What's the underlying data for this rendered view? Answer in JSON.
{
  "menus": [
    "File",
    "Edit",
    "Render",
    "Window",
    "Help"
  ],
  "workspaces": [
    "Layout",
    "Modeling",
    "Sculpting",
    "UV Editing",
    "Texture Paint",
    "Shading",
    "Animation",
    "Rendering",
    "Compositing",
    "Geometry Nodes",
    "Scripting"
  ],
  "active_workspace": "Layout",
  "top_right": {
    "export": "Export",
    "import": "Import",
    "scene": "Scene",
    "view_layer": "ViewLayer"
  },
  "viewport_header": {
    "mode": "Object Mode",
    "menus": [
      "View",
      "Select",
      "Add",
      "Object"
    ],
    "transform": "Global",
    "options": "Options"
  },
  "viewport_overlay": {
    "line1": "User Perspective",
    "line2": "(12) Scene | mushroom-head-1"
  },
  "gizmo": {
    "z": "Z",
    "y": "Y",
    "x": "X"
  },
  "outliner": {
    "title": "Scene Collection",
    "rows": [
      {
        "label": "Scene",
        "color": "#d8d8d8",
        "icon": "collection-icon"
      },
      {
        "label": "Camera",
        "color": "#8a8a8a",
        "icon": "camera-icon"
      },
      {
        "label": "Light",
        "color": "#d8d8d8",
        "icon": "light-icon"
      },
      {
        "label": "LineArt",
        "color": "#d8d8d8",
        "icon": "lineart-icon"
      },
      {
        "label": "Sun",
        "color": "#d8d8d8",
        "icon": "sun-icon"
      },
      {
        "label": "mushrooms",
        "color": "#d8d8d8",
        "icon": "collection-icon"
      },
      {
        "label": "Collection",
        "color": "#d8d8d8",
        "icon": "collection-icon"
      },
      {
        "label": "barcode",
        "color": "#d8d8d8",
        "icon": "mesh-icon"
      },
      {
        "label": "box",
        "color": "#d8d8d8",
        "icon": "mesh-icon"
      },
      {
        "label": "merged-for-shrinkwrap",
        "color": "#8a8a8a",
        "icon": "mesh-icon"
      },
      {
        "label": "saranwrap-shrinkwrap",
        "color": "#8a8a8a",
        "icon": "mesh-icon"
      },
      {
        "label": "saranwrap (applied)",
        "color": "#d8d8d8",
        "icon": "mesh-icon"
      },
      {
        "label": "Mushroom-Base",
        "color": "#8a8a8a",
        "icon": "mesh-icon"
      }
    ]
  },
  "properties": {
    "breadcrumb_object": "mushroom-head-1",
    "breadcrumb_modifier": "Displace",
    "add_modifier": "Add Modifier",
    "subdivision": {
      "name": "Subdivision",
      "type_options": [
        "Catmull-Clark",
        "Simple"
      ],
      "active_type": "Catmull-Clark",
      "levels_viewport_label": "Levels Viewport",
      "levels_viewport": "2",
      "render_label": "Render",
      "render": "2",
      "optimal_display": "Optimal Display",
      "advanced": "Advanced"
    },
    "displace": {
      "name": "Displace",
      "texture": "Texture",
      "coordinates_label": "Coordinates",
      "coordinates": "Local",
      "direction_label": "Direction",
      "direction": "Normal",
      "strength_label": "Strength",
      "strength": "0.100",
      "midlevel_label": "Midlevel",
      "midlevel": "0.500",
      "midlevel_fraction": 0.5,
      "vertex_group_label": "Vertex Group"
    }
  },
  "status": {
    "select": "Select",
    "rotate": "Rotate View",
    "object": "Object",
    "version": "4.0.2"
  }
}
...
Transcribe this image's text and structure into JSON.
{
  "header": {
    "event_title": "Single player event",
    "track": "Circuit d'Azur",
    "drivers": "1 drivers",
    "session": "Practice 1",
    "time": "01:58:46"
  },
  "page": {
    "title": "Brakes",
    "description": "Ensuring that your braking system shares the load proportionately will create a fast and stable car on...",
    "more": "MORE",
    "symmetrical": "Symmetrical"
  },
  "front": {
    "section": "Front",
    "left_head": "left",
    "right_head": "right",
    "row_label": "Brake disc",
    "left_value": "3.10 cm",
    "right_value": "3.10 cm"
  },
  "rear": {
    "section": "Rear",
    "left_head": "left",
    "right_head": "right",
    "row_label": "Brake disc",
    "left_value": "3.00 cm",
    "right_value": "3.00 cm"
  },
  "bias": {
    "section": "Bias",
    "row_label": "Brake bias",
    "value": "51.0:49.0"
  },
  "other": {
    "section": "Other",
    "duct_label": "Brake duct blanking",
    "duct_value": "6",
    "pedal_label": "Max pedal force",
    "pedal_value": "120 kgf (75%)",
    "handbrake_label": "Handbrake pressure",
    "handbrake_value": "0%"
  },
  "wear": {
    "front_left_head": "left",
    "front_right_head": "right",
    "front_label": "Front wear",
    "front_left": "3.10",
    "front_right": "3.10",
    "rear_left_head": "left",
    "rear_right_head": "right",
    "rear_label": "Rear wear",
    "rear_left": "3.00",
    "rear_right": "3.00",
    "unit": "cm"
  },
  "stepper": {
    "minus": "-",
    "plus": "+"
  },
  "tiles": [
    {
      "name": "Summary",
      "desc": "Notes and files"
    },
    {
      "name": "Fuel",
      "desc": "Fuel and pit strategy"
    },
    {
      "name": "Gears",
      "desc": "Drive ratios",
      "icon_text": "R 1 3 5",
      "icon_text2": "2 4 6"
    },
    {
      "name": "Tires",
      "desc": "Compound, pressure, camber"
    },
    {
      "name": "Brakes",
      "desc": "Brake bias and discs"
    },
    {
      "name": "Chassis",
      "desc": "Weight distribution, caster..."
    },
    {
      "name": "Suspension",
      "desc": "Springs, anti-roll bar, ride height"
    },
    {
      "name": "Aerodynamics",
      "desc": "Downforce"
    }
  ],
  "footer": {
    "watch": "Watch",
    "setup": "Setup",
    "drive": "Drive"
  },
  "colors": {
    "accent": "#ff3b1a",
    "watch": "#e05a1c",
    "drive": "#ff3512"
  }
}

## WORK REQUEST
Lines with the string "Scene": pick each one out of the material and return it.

## WRITTEN SOLUTION
    "scene": "Scene",
    "line2": "(12) Scene | mushroom-head-1"
    "title": "Scene Collection",
        "label": "Scene",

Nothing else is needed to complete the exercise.